Catalan Leader Triggers Showdown With Spain Over Independence
Updated at 5:25 a.m. ET
Catalan President Charles Puigdemont, in a letter on Monday to Spain's prime minister, called for more dialogue over the status of the semi-autonomous region, but he failed to meet a demand from Madrid to clarify a declaration of independence or face direct rule.
Spain's Prime Minister Mariano Rajoy imposed a deadline last week for Puigdemont to give a yes or no answer on the question of independence, saying a yes or ambiguous answer would force Madrid to suspend Catalonia's autonomy and impose direct rule.
In response to letter, Spain's Deputy Prime Minister Soraya Sáenz de Santamaría said Puigdemont had until Thursday to comply with the country's laws.
In an address to reporters, she said "it wasn't very difficult to say yes or no. That was the question that was asked and the response shouldn't be complicated."
She said if Puigdemont doesn't give a satisfactory reply by Thursday morning, Spain could activate Article 155 of the Constitution, allowing it to strip Catalonia of its self-governance.
Last week, following an Oct. 1 referendum that went for Catalonia to break away from Spain, Puigdemont declared independence for the region of 7.5 million people, including the city of Barcelona. However, he quickly withdrew the declaration, calling instead for talks with Madrid on the region's future.
Even so, Puigdemont and other Catalan lawmakers signed a document declaring a Catalan republic "as an independent and sovereign state."
The declaration angered Spanish authorities, who had called the referendum illegal and tried to stop it.
As NPR's Lauren Frayer wrote on Friday, the answer "has huge implications for what the Spanish government does next and how the country's relatively young democracy — indeed, possibly even the whole European Union — might stay intact."
The government of Catalonia says 90 percent cast a "yes" ballot on the independence referendum, but most people who opposed breaking away from Spain boycotted the vote.
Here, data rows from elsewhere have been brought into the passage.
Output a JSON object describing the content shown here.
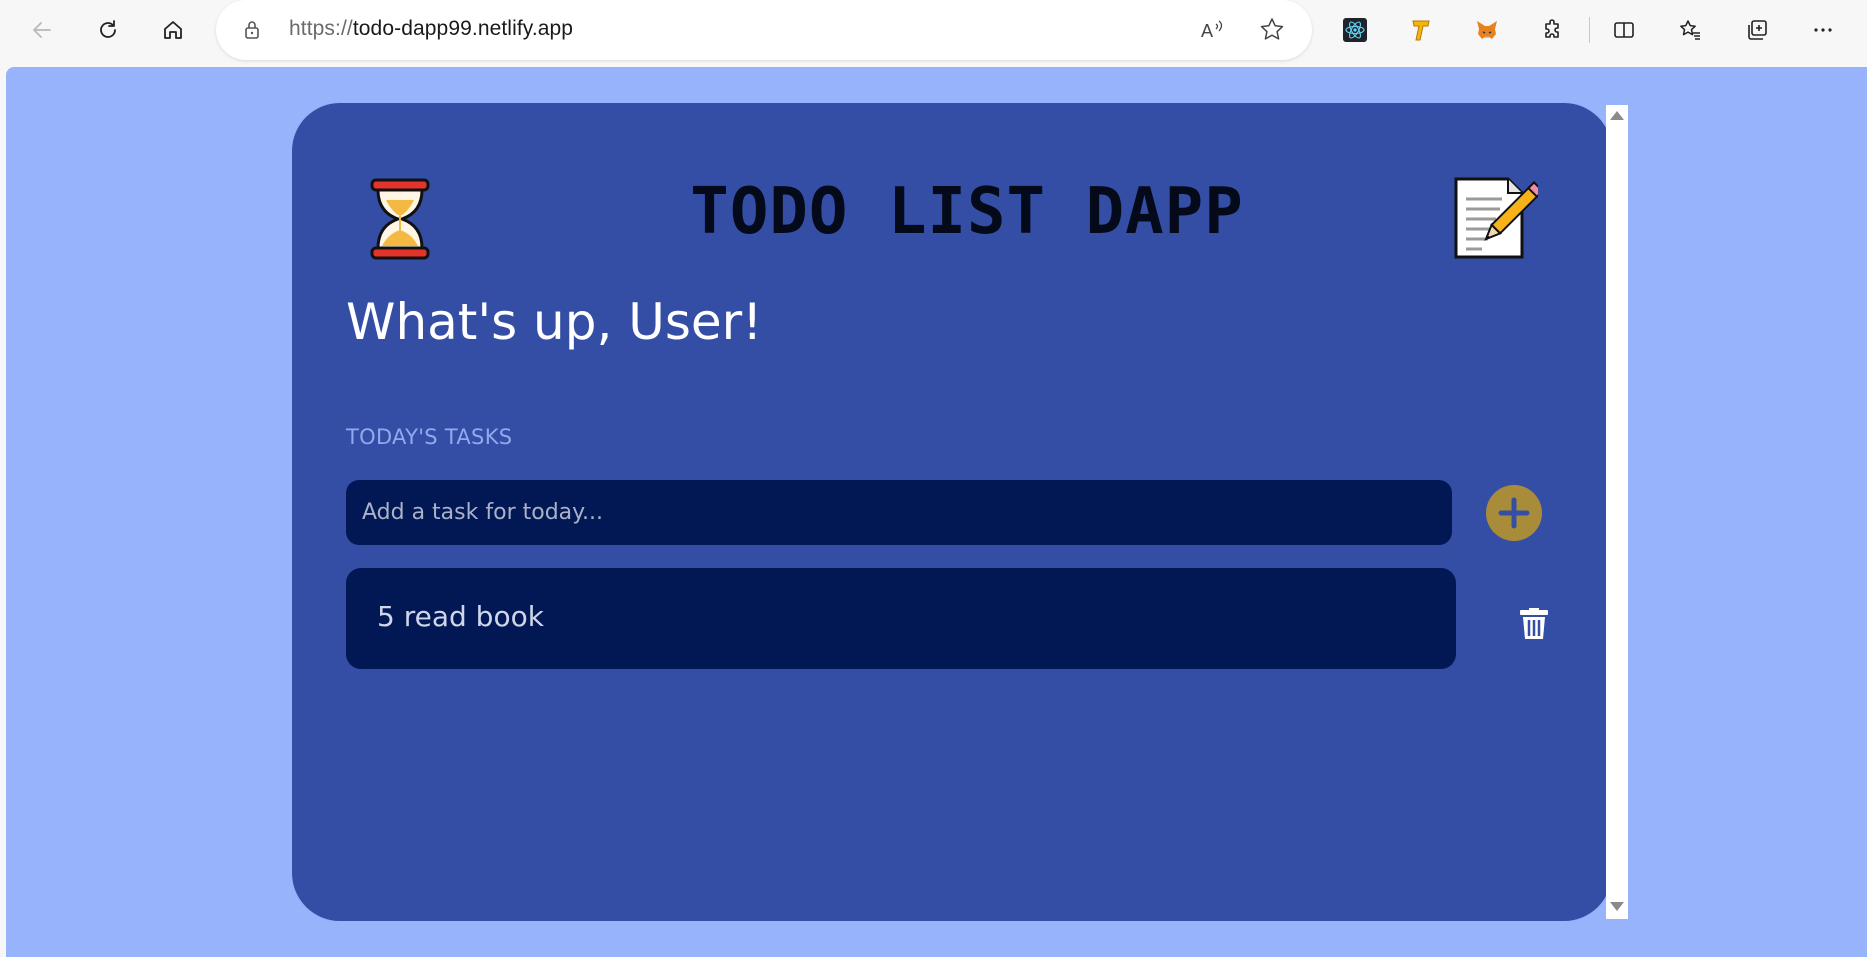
{
  "browser": {
    "url_protocol": "https://",
    "url_host": "todo-dapp99.netlify.app",
    "toolbar_icons": [
      "back-icon",
      "refresh-icon",
      "home-icon",
      "lock-icon",
      "read-aloud-icon",
      "favorite-star-icon",
      "react-devtools-icon",
      "extension-t-icon",
      "metamask-icon",
      "extensions-puzzle-icon",
      "split-screen-icon",
      "favorites-icon",
      "collections-icon",
      "more-icon"
    ]
  },
  "app": {
    "title": "TODO LIST DAPP",
    "greeting": "What's up, User!",
    "section_label": "TODAY'S TASKS",
    "input_placeholder": "Add a task for today...",
    "tasks": [
      {
        "text": "5 read book"
      }
    ]
  },
  "colors": {
    "page_background": "#97b3fb",
    "card_background": "#344ea5",
    "input_background": "#011855",
    "add_button": "#a98c3a",
    "section_label": "#93a9ee"
  }
}
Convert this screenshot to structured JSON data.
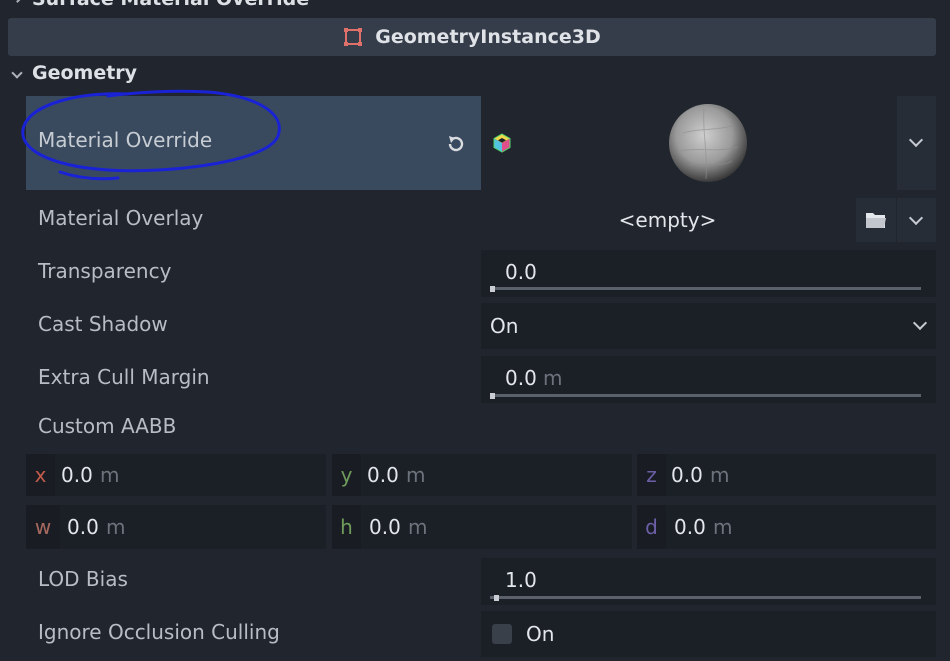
{
  "previous_section": {
    "label": "Surface Material Override"
  },
  "class_bar": {
    "title": "GeometryInstance3D"
  },
  "section": {
    "label": "Geometry"
  },
  "properties": {
    "material_override": {
      "label": "Material Override"
    },
    "material_overlay": {
      "label": "Material Overlay",
      "value": "<empty>"
    },
    "transparency": {
      "label": "Transparency",
      "value": "0.0",
      "slider_fraction": 0.0
    },
    "cast_shadow": {
      "label": "Cast Shadow",
      "value": "On"
    },
    "extra_cull_margin": {
      "label": "Extra Cull Margin",
      "value": "0.0",
      "unit": "m",
      "slider_fraction": 0.0
    },
    "custom_aabb": {
      "label": "Custom AABB",
      "fields": [
        {
          "axis": "x",
          "value": "0.0",
          "unit": "m",
          "color": "#c25a4a"
        },
        {
          "axis": "y",
          "value": "0.0",
          "unit": "m",
          "color": "#6f9c5b"
        },
        {
          "axis": "z",
          "value": "0.0",
          "unit": "m",
          "color": "#6c5fa8"
        },
        {
          "axis": "w",
          "value": "0.0",
          "unit": "m",
          "color": "#a86a5f"
        },
        {
          "axis": "h",
          "value": "0.0",
          "unit": "m",
          "color": "#6f9c5b"
        },
        {
          "axis": "d",
          "value": "0.0",
          "unit": "m",
          "color": "#6c5fa8"
        }
      ]
    },
    "lod_bias": {
      "label": "LOD Bias",
      "value": "1.0",
      "slider_fraction": 0.01
    },
    "ignore_occlusion_culling": {
      "label": "Ignore Occlusion Culling",
      "value": "On",
      "checked": false
    }
  },
  "icons": {
    "revert": "revert-icon",
    "material": "material-cube-icon",
    "folder": "folder-icon",
    "dropdown": "chevron-down-icon"
  },
  "colors": {
    "selected_row": "#394a5f",
    "annotation": "#1a22d6",
    "node_icon": "#e0716a"
  }
}
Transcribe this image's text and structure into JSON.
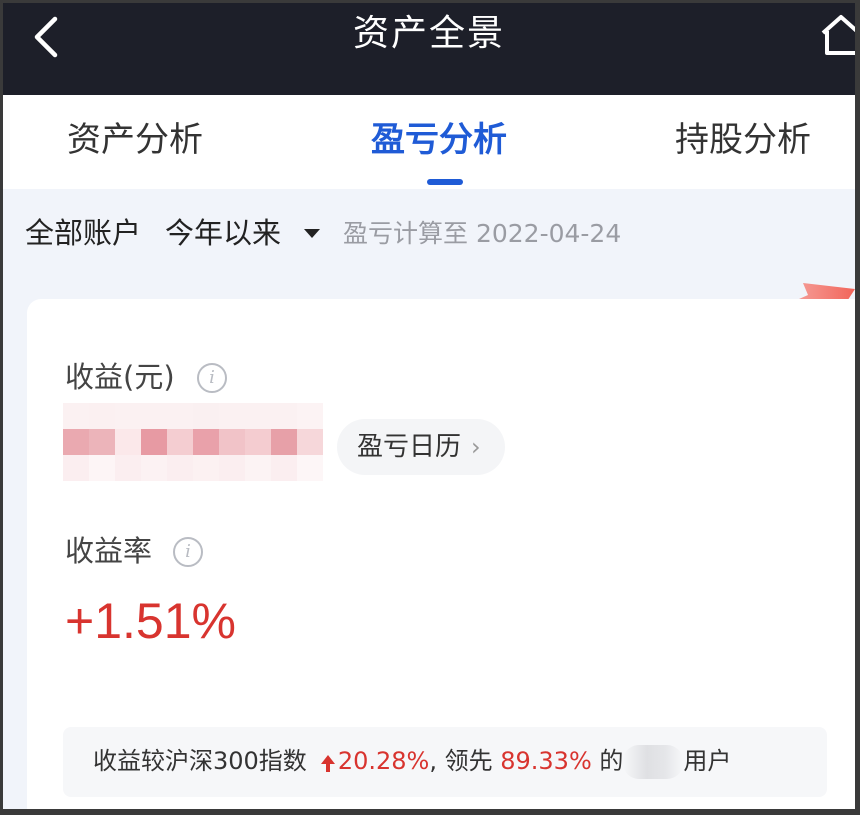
{
  "header": {
    "title": "资产全景"
  },
  "tabs": [
    {
      "label": "资产分析",
      "active": false
    },
    {
      "label": "盈亏分析",
      "active": true
    },
    {
      "label": "持股分析",
      "active": false
    }
  ],
  "filters": {
    "account": "全部账户",
    "period": "今年以来",
    "calc_date": "盈亏计算至 2022-04-24"
  },
  "profit": {
    "label": "收益(元)",
    "value_obscured": true,
    "calendar_button": "盈亏日历"
  },
  "rate": {
    "label": "收益率",
    "value": "+1.51%"
  },
  "compare": {
    "prefix": "收益较沪深300指数",
    "index_change": "20.28%",
    "mid": ", 领先",
    "lead_pct": "89.33%",
    "of": "的",
    "suffix": "用户"
  },
  "colors": {
    "accent": "#1f5bd6",
    "gain": "#d8342f",
    "topbar": "#1d1f29"
  },
  "icons": {
    "back": "chevron-left-icon",
    "home": "home-icon",
    "info": "info-icon",
    "dropdown": "caret-down-icon",
    "calendar_chevron": "chevron-right-icon",
    "up_arrow": "arrow-up-icon"
  }
}
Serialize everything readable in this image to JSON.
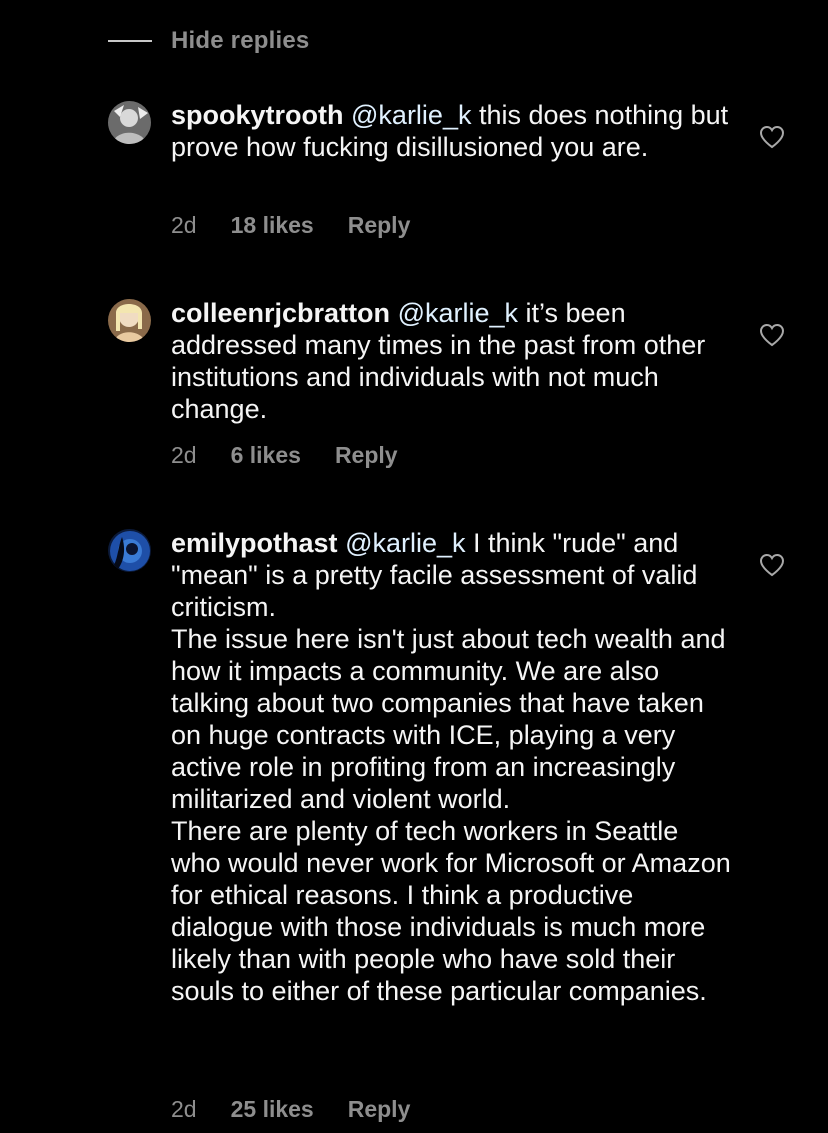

Opinion on the issue is reportedly nearly evenly split and turnout for the referendum was just 43 percent.
Copyright 2017 NPR. To see more, visit http://www.npr.org/.